((

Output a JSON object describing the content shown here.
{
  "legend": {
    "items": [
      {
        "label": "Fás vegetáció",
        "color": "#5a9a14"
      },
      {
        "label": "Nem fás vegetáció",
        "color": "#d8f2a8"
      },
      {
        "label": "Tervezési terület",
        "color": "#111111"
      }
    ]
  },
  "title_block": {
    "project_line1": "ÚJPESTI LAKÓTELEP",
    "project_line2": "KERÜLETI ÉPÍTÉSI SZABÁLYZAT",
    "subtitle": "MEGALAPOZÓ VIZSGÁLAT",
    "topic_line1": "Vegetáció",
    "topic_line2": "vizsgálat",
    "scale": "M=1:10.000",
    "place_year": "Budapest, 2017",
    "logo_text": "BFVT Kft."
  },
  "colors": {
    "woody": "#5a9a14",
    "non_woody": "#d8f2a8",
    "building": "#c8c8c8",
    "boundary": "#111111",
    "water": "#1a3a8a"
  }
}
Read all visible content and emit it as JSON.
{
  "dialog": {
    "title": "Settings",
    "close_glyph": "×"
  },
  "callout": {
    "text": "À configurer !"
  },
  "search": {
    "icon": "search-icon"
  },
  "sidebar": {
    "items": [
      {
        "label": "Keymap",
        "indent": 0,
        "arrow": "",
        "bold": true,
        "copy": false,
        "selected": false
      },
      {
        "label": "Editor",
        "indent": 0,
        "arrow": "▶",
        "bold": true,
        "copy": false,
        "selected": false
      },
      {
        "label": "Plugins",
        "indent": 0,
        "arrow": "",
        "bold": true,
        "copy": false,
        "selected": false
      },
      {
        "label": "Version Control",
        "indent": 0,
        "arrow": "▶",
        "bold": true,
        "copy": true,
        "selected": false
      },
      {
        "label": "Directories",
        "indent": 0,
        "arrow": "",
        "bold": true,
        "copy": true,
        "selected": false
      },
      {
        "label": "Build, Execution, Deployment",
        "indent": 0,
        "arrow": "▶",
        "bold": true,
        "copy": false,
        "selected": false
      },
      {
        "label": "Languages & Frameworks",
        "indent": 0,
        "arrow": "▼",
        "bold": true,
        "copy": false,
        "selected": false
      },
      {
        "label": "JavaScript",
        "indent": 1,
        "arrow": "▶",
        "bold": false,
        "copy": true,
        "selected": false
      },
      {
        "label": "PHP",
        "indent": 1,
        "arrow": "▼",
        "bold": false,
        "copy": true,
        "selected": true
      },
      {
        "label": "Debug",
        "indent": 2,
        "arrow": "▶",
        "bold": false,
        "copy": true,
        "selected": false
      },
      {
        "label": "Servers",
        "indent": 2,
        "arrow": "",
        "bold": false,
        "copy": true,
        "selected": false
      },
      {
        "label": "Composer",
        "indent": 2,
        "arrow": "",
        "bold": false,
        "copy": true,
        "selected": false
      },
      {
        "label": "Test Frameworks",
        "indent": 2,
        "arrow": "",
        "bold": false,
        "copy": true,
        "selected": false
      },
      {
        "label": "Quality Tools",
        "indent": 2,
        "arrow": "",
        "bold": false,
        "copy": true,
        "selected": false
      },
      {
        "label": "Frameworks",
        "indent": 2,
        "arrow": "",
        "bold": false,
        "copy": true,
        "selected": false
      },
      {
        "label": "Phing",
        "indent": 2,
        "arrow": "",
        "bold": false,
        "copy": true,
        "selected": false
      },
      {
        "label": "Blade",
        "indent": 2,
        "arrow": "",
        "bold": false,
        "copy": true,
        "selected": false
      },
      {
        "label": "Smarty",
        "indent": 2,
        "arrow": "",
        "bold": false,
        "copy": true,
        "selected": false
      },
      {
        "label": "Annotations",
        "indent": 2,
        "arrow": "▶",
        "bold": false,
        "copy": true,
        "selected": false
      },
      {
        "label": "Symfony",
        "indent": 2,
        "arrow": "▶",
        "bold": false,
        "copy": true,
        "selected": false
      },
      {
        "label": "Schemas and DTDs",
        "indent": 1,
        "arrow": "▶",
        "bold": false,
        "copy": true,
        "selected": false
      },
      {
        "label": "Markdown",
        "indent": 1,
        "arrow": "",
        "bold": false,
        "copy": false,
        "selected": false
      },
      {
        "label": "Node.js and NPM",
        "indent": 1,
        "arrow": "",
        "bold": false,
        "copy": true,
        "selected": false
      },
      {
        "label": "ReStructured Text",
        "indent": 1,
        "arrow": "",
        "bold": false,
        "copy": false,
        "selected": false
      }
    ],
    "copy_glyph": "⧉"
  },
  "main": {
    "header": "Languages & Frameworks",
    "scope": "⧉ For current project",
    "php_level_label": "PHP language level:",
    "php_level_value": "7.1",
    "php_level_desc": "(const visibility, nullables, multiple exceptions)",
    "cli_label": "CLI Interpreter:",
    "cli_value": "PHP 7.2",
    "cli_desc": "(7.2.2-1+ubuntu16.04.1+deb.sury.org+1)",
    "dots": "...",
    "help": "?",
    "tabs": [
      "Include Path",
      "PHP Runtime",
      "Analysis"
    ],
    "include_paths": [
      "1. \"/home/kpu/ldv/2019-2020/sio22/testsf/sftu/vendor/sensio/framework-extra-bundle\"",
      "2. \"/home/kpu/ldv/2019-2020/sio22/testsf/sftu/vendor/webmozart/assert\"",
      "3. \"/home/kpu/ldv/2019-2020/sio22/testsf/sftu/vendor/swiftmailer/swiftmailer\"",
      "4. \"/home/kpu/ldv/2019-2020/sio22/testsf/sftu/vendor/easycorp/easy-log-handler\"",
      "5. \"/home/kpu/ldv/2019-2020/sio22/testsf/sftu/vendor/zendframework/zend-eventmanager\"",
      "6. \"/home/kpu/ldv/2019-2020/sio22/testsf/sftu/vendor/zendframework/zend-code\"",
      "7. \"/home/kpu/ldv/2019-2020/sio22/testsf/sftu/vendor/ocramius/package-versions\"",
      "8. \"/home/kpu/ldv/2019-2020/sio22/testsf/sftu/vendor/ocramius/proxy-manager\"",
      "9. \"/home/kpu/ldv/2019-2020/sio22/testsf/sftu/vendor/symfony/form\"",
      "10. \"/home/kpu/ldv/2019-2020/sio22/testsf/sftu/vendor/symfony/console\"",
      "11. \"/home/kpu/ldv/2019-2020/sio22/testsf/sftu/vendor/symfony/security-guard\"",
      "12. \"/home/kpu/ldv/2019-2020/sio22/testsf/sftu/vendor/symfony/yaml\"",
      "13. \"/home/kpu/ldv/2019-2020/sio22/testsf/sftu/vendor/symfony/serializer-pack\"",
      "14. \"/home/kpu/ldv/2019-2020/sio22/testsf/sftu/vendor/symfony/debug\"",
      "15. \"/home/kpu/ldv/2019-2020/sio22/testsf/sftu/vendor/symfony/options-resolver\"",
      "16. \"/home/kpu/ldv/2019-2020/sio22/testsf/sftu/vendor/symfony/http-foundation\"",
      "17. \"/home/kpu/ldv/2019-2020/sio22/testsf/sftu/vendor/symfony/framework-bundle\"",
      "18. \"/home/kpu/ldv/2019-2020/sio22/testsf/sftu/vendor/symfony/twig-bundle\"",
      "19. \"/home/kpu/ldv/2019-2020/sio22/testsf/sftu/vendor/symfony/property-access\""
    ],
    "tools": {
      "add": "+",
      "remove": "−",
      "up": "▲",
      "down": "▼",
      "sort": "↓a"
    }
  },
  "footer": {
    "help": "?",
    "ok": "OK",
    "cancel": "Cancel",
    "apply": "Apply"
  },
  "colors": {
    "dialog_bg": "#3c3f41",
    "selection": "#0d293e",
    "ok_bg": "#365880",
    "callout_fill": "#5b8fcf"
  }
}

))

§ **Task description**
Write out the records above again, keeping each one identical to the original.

§ **Response**
Output a JSON object describing the content shown here.
{
  "legend": {
    "items": [
      {
        "label": "Fás vegetáció",
        "color": "#5a9a14"
      },
      {
        "label": "Nem fás vegetáció",
        "color": "#d8f2a8"
      },
      {
        "label": "Tervezési terület",
        "color": "#111111"
      }
    ]
  },
  "title_block": {
    "project_line1": "ÚJPESTI LAKÓTELEP",
    "project_line2": "KERÜLETI ÉPÍTÉSI SZABÁLYZAT",
    "subtitle": "MEGALAPOZÓ VIZSGÁLAT",
    "topic_line1": "Vegetáció",
    "topic_line2": "vizsgálat",
    "scale": "M=1:10.000",
    "place_year": "Budapest, 2017",
    "logo_text": "BFVT Kft."
  },
  "colors": {
    "woody": "#5a9a14",
    "non_woody": "#d8f2a8",
    "building": "#c8c8c8",
    "boundary": "#111111",
    "water": "#1a3a8a"
  }
}
Read all visible content and emit it as JSON.
{
  "dialog": {
    "title": "Settings",
    "close_glyph": "×"
  },
  "callout": {
    "text": "À configurer !"
  },
  "search": {
    "icon": "search-icon"
  },
  "sidebar": {
    "items": [
      {
        "label": "Keymap",
        "indent": 0,
        "arrow": "",
        "bold": true,
        "copy": false,
        "selected": false
      },
      {
        "label": "Editor",
        "indent": 0,
        "arrow": "▶",
        "bold": true,
        "copy": false,
        "selected": false
      },
      {
        "label": "Plugins",
        "indent": 0,
        "arrow": "",
        "bold": true,
        "copy": false,
        "selected": false
      },
      {
        "label": "Version Control",
        "indent": 0,
        "arrow": "▶",
        "bold": true,
        "copy": true,
        "selected": false
      },
      {
        "label": "Directories",
        "indent": 0,
        "arrow": "",
        "bold": true,
        "copy": true,
        "selected": false
      },
      {
        "label": "Build, Execution, Deployment",
        "indent": 0,
        "arrow": "▶",
        "bold": true,
        "copy": false,
        "selected": false
      },
      {
        "label": "Languages & Frameworks",
        "indent": 0,
        "arrow": "▼",
        "bold": true,
        "copy": false,
        "selected": false
      },
      {
        "label": "JavaScript",
        "indent": 1,
        "arrow": "▶",
        "bold": false,
        "copy": true,
        "selected": false
      },
      {
        "label": "PHP",
        "indent": 1,
        "arrow": "▼",
        "bold": false,
        "copy": true,
        "selected": true
      },
      {
        "label": "Debug",
        "indent": 2,
        "arrow": "▶",
        "bold": false,
        "copy": true,
        "selected": false
      },
      {
        "label": "Servers",
        "indent": 2,
        "arrow": "",
        "bold": false,
        "copy": true,
        "selected": false
      },
      {
        "label": "Composer",
        "indent": 2,
        "arrow": "",
        "bold": false,
        "copy": true,
        "selected": false
      },
      {
        "label": "Test Frameworks",
        "indent": 2,
        "arrow": "",
        "bold": false,
        "copy": true,
        "selected": false
      },
      {
        "label": "Quality Tools",
        "indent": 2,
        "arrow": "",
        "bold": false,
        "copy": true,
        "selected": false
      },
      {
        "label": "Frameworks",
        "indent": 2,
        "arrow": "",
        "bold": false,
        "copy": true,
        "selected": false
      },
      {
        "label": "Phing",
        "indent": 2,
        "arrow": "",
        "bold": false,
        "copy": true,
        "selected": false
      },
      {
        "label": "Blade",
        "indent": 2,
        "arrow": "",
        "bold": false,
        "copy": true,
        "selected": false
      },
      {
        "label": "Smarty",
        "indent": 2,
        "arrow": "",
        "bold": false,
        "copy": true,
        "selected": false
      },
      {
        "label": "Annotations",
        "indent": 2,
        "arrow": "▶",
        "bold": false,
        "copy": true,
        "selected": false
      },
      {
        "label": "Symfony",
        "indent": 2,
        "arrow": "▶",
        "bold": false,
        "copy": true,
        "selected": false
      },
      {
        "label": "Schemas and DTDs",
        "indent": 1,
        "arrow": "▶",
        "bold": false,
        "copy": true,
        "selected": false
      },
      {
        "label": "Markdown",
        "indent": 1,
        "arrow": "",
        "bold": false,
        "copy": false,
        "selected": false
      },
      {
        "label": "Node.js and NPM",
        "indent": 1,
        "arrow": "",
        "bold": false,
        "copy": true,
        "selected": false
      },
      {
        "label": "ReStructured Text",
        "indent": 1,
        "arrow": "",
        "bold": false,
        "copy": false,
        "selected": false
      }
    ],
    "copy_glyph": "⧉"
  },
  "main": {
    "header": "Languages & Frameworks",
    "scope": "⧉ For current project",
    "php_level_label": "PHP language level:",
    "php_level_value": "7.1",
    "php_level_desc": "(const visibility, nullables, multiple exceptions)",
    "cli_label": "CLI Interpreter:",
    "cli_value": "PHP 7.2",
    "cli_desc": "(7.2.2-1+ubuntu16.04.1+deb.sury.org+1)",
    "dots": "...",
    "help": "?",
    "tabs": [
      "Include Path",
      "PHP Runtime",
      "Analysis"
    ],
    "include_paths": [
      "1. \"/home/kpu/ldv/2019-2020/sio22/testsf/sftu/vendor/sensio/framework-extra-bundle\"",
      "2. \"/home/kpu/ldv/2019-2020/sio22/testsf/sftu/vendor/webmozart/assert\"",
      "3. \"/home/kpu/ldv/2019-2020/sio22/testsf/sftu/vendor/swiftmailer/swiftmailer\"",
      "4. \"/home/kpu/ldv/2019-2020/sio22/testsf/sftu/vendor/easycorp/easy-log-handler\"",
      "5. \"/home/kpu/ldv/2019-2020/sio22/testsf/sftu/vendor/zendframework/zend-eventmanager\"",
      "6. \"/home/kpu/ldv/2019-2020/sio22/testsf/sftu/vendor/zendframework/zend-code\"",
      "7. \"/home/kpu/ldv/2019-2020/sio22/testsf/sftu/vendor/ocramius/package-versions\"",
      "8. \"/home/kpu/ldv/2019-2020/sio22/testsf/sftu/vendor/ocramius/proxy-manager\"",
      "9. \"/home/kpu/ldv/2019-2020/sio22/testsf/sftu/vendor/symfony/form\"",
      "10. \"/home/kpu/ldv/2019-2020/sio22/testsf/sftu/vendor/symfony/console\"",
      "11. \"/home/kpu/ldv/2019-2020/sio22/testsf/sftu/vendor/symfony/security-guard\"",
      "12. \"/home/kpu/ldv/2019-2020/sio22/testsf/sftu/vendor/symfony/yaml\"",
      "13. \"/home/kpu/ldv/2019-2020/sio22/testsf/sftu/vendor/symfony/serializer-pack\"",
      "14. \"/home/kpu/ldv/2019-2020/sio22/testsf/sftu/vendor/symfony/debug\"",
      "15. \"/home/kpu/ldv/2019-2020/sio22/testsf/sftu/vendor/symfony/options-resolver\"",
      "16. \"/home/kpu/ldv/2019-2020/sio22/testsf/sftu/vendor/symfony/http-foundation\"",
      "17. \"/home/kpu/ldv/2019-2020/sio22/testsf/sftu/vendor/symfony/framework-bundle\"",
      "18. \"/home/kpu/ldv/2019-2020/sio22/testsf/sftu/vendor/symfony/twig-bundle\"",
      "19. \"/home/kpu/ldv/2019-2020/sio22/testsf/sftu/vendor/symfony/property-access\""
    ],
    "tools": {
      "add": "+",
      "remove": "−",
      "up": "▲",
      "down": "▼",
      "sort": "↓a"
    }
  },
  "footer": {
    "help": "?",
    "ok": "OK",
    "cancel": "Cancel",
    "apply": "Apply"
  },
  "colors": {
    "dialog_bg": "#3c3f41",
    "selection": "#0d293e",
    "ok_bg": "#365880",
    "callout_fill": "#5b8fcf"
  }
}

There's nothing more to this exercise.